START EXTRACTED INFORMATION
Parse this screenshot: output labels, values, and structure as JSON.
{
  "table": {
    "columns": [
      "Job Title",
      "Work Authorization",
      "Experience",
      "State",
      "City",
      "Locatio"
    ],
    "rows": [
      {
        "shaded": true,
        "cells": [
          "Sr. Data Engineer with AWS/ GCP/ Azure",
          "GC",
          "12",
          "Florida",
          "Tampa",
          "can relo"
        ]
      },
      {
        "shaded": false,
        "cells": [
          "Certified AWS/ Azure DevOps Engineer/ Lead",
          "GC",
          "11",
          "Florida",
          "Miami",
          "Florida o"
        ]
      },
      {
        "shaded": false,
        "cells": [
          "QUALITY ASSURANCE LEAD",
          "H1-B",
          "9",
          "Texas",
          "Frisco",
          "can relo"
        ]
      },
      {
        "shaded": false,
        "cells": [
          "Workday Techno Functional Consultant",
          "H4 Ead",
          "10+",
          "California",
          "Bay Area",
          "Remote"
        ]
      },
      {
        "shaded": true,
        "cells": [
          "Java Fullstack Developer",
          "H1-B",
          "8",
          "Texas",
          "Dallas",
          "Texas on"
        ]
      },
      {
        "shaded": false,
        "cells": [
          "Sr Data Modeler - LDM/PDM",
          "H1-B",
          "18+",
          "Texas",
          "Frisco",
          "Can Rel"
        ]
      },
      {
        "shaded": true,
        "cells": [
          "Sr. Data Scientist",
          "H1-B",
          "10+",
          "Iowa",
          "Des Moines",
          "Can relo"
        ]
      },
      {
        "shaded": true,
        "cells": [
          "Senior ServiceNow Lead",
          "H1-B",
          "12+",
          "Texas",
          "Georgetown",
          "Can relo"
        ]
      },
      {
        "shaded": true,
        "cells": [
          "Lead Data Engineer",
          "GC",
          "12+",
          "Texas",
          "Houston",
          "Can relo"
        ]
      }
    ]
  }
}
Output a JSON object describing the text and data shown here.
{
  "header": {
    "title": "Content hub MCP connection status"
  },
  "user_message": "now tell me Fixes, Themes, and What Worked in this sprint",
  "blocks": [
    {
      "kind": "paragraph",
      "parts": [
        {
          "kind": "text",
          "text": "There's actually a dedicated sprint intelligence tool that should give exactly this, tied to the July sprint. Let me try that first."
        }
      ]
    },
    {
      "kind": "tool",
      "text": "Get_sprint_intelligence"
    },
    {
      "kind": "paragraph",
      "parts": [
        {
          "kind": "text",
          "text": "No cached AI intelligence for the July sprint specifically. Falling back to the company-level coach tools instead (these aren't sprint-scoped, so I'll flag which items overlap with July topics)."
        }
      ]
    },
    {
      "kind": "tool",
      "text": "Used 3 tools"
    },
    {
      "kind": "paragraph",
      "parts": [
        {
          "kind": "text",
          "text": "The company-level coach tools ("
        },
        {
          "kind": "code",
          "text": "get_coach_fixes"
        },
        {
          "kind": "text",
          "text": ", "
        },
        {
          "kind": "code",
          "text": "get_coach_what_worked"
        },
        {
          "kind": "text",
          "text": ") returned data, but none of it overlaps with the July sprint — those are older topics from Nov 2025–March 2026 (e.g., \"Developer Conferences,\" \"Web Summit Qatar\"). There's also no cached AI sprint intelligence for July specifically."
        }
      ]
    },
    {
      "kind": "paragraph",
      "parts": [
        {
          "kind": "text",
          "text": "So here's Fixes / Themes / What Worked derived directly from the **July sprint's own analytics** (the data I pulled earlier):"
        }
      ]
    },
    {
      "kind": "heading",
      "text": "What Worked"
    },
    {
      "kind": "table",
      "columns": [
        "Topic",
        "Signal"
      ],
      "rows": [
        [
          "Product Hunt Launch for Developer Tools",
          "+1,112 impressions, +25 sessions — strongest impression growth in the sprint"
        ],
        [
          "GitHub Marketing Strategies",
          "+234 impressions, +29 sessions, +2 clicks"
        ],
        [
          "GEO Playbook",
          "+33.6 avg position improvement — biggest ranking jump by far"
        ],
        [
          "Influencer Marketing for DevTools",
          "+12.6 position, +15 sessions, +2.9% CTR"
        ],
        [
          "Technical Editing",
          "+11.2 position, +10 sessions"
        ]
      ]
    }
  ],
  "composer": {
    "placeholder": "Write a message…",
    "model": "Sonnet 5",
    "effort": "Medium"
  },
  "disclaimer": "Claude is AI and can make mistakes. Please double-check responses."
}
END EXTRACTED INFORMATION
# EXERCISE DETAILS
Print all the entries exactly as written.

# WRITTEN SOLUTION
Parse this screenshot: output labels, values, and structure as JSON.
{
  "table": {
    "columns": [
      "Job Title",
      "Work Authorization",
      "Experience",
      "State",
      "City",
      "Locatio"
    ],
    "rows": [
      {
        "shaded": true,
        "cells": [
          "Sr. Data Engineer with AWS/ GCP/ Azure",
          "GC",
          "12",
          "Florida",
          "Tampa",
          "can relo"
        ]
      },
      {
        "shaded": false,
        "cells": [
          "Certified AWS/ Azure DevOps Engineer/ Lead",
          "GC",
          "11",
          "Florida",
          "Miami",
          "Florida o"
        ]
      },
      {
        "shaded": false,
        "cells": [
          "QUALITY ASSURANCE LEAD",
          "H1-B",
          "9",
          "Texas",
          "Frisco",
          "can relo"
        ]
      },
      {
        "shaded": false,
        "cells": [
          "Workday Techno Functional Consultant",
          "H4 Ead",
          "10+",
          "California",
          "Bay Area",
          "Remote"
        ]
      },
      {
        "shaded": true,
        "cells": [
          "Java Fullstack Developer",
          "H1-B",
          "8",
          "Texas",
          "Dallas",
          "Texas on"
        ]
      },
      {
        "shaded": false,
        "cells": [
          "Sr Data Modeler - LDM/PDM",
          "H1-B",
          "18+",
          "Texas",
          "Frisco",
          "Can Rel"
        ]
      },
      {
        "shaded": true,
        "cells": [
          "Sr. Data Scientist",
          "H1-B",
          "10+",
          "Iowa",
          "Des Moines",
          "Can relo"
        ]
      },
      {
        "shaded": true,
        "cells": [
          "Senior ServiceNow Lead",
          "H1-B",
          "12+",
          "Texas",
          "Georgetown",
          "Can relo"
        ]
      },
      {
        "shaded": true,
        "cells": [
          "Lead Data Engineer",
          "GC",
          "12+",
          "Texas",
          "Houston",
          "Can relo"
        ]
      }
    ]
  }
}
Output a JSON object describing the text and data shown here.
{
  "header": {
    "title": "Content hub MCP connection status"
  },
  "user_message": "now tell me Fixes, Themes, and What Worked in this sprint",
  "blocks": [
    {
      "kind": "paragraph",
      "parts": [
        {
          "kind": "text",
          "text": "There's actually a dedicated sprint intelligence tool that should give exactly this, tied to the July sprint. Let me try that first."
        }
      ]
    },
    {
      "kind": "tool",
      "text": "Get_sprint_intelligence"
    },
    {
      "kind": "paragraph",
      "parts": [
        {
          "kind": "text",
          "text": "No cached AI intelligence for the July sprint specifically. Falling back to the company-level coach tools instead (these aren't sprint-scoped, so I'll flag which items overlap with July topics)."
        }
      ]
    },
    {
      "kind": "tool",
      "text": "Used 3 tools"
    },
    {
      "kind": "paragraph",
      "parts": [
        {
          "kind": "text",
          "text": "The company-level coach tools ("
        },
        {
          "kind": "code",
          "text": "get_coach_fixes"
        },
        {
          "kind": "text",
          "text": ", "
        },
        {
          "kind": "code",
          "text": "get_coach_what_worked"
        },
        {
          "kind": "text",
          "text": ") returned data, but none of it overlaps with the July sprint — those are older topics from Nov 2025–March 2026 (e.g., \"Developer Conferences,\" \"Web Summit Qatar\"). There's also no cached AI sprint intelligence for July specifically."
        }
      ]
    },
    {
      "kind": "paragraph",
      "parts": [
        {
          "kind": "text",
          "text": "So here's Fixes / Themes / What Worked derived directly from the **July sprint's own analytics** (the data I pulled earlier):"
        }
      ]
    },
    {
      "kind": "heading",
      "text": "What Worked"
    },
    {
      "kind": "table",
      "columns": [
        "Topic",
        "Signal"
      ],
      "rows": [
        [
          "Product Hunt Launch for Developer Tools",
          "+1,112 impressions, +25 sessions — strongest impression growth in the sprint"
        ],
        [
          "GitHub Marketing Strategies",
          "+234 impressions, +29 sessions, +2 clicks"
        ],
        [
          "GEO Playbook",
          "+33.6 avg position improvement — biggest ranking jump by far"
        ],
        [
          "Influencer Marketing for DevTools",
          "+12.6 position, +15 sessions, +2.9% CTR"
        ],
        [
          "Technical Editing",
          "+11.2 position, +10 sessions"
        ]
      ]
    }
  ],
  "composer": {
    "placeholder": "Write a message…",
    "model": "Sonnet 5",
    "effort": "Medium"
  },
  "disclaimer": "Claude is AI and can make mistakes. Please double-check responses."
}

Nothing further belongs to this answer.